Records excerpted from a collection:

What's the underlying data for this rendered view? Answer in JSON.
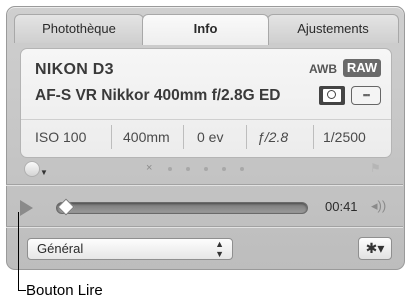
{
  "tabs": [
    {
      "label": "Photothèque"
    },
    {
      "label": "Info"
    },
    {
      "label": "Ajustements"
    }
  ],
  "info": {
    "camera": "NIKON D3",
    "lens": "AF-S VR Nikkor 400mm f/2.8G ED",
    "awb": "AWB",
    "raw": "RAW",
    "exif": {
      "iso": "ISO 100",
      "focal": "400mm",
      "ev": "0 ev",
      "aperture": "ƒ/2.8",
      "shutter": "1/2500"
    }
  },
  "rating": {
    "reject": "×",
    "stars_max": 5,
    "stars": 0
  },
  "player": {
    "time": "00:41",
    "position_fraction": 0.0
  },
  "preset": {
    "selected": "Général"
  },
  "callout": {
    "label": "Bouton Lire"
  },
  "icons": {
    "play": "play-icon",
    "volume": "volume-icon",
    "gear": "gear-icon",
    "flag": "flag-icon",
    "metering": "metering-icon",
    "af_points": "af-points-icon"
  }
}
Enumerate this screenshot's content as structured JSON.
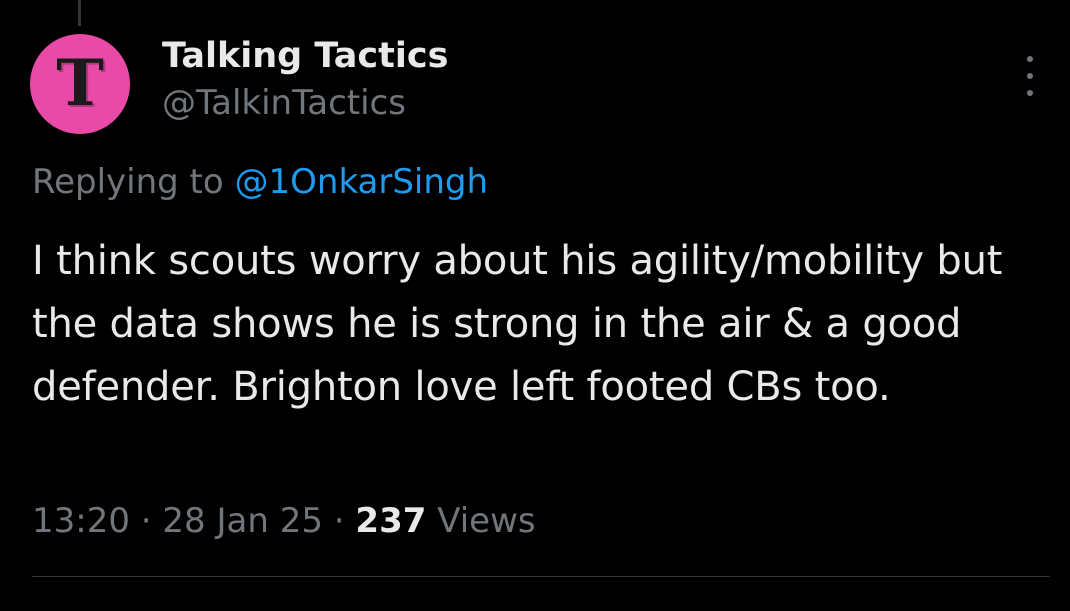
{
  "author": {
    "name": "Talking Tactics",
    "handle": "@TalkinTactics",
    "avatar_letter": "T",
    "avatar_color": "#ea4aa7"
  },
  "reply": {
    "prefix": "Replying to",
    "mention": "@1OnkarSingh"
  },
  "tweet": {
    "text": "I think scouts worry about his agility/mobility but the data shows he is strong in the air & a good defender. Brighton love left footed CBs too."
  },
  "meta": {
    "time": "13:20",
    "separator": "·",
    "date": "28 Jan 25",
    "views_count": "237",
    "views_label": "Views"
  },
  "icons": {
    "more": "more-options-icon"
  },
  "colors": {
    "background": "#000000",
    "text": "#e7e9ea",
    "secondary": "#71767b",
    "accent": "#1d9bf0"
  }
}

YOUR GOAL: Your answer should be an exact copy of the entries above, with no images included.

REPLY:
What's the underlying data for this rendered view? Answer in JSON.
{
  "tabs": [
    {
      "label": "Photothèque"
    },
    {
      "label": "Info"
    },
    {
      "label": "Ajustements"
    }
  ],
  "info": {
    "camera": "NIKON D3",
    "lens": "AF-S VR Nikkor 400mm f/2.8G ED",
    "awb": "AWB",
    "raw": "RAW",
    "exif": {
      "iso": "ISO 100",
      "focal": "400mm",
      "ev": "0 ev",
      "aperture": "ƒ/2.8",
      "shutter": "1/2500"
    }
  },
  "rating": {
    "reject": "×",
    "stars_max": 5,
    "stars": 0
  },
  "player": {
    "time": "00:41",
    "position_fraction": 0.0
  },
  "preset": {
    "selected": "Général"
  },
  "callout": {
    "label": "Bouton Lire"
  },
  "icons": {
    "play": "play-icon",
    "volume": "volume-icon",
    "gear": "gear-icon",
    "flag": "flag-icon",
    "metering": "metering-icon",
    "af_points": "af-points-icon"
  }
}
Enumerate this screenshot's content as structured JSON.
{
  "author": {
    "name": "Talking Tactics",
    "handle": "@TalkinTactics",
    "avatar_letter": "T",
    "avatar_color": "#ea4aa7"
  },
  "reply": {
    "prefix": "Replying to",
    "mention": "@1OnkarSingh"
  },
  "tweet": {
    "text": "I think scouts worry about his agility/mobility but the data shows he is strong in the air & a good defender. Brighton love left footed CBs too."
  },
  "meta": {
    "time": "13:20",
    "separator": "·",
    "date": "28 Jan 25",
    "views_count": "237",
    "views_label": "Views"
  },
  "icons": {
    "more": "more-options-icon"
  },
  "colors": {
    "background": "#000000",
    "text": "#e7e9ea",
    "secondary": "#71767b",
    "accent": "#1d9bf0"
  }
}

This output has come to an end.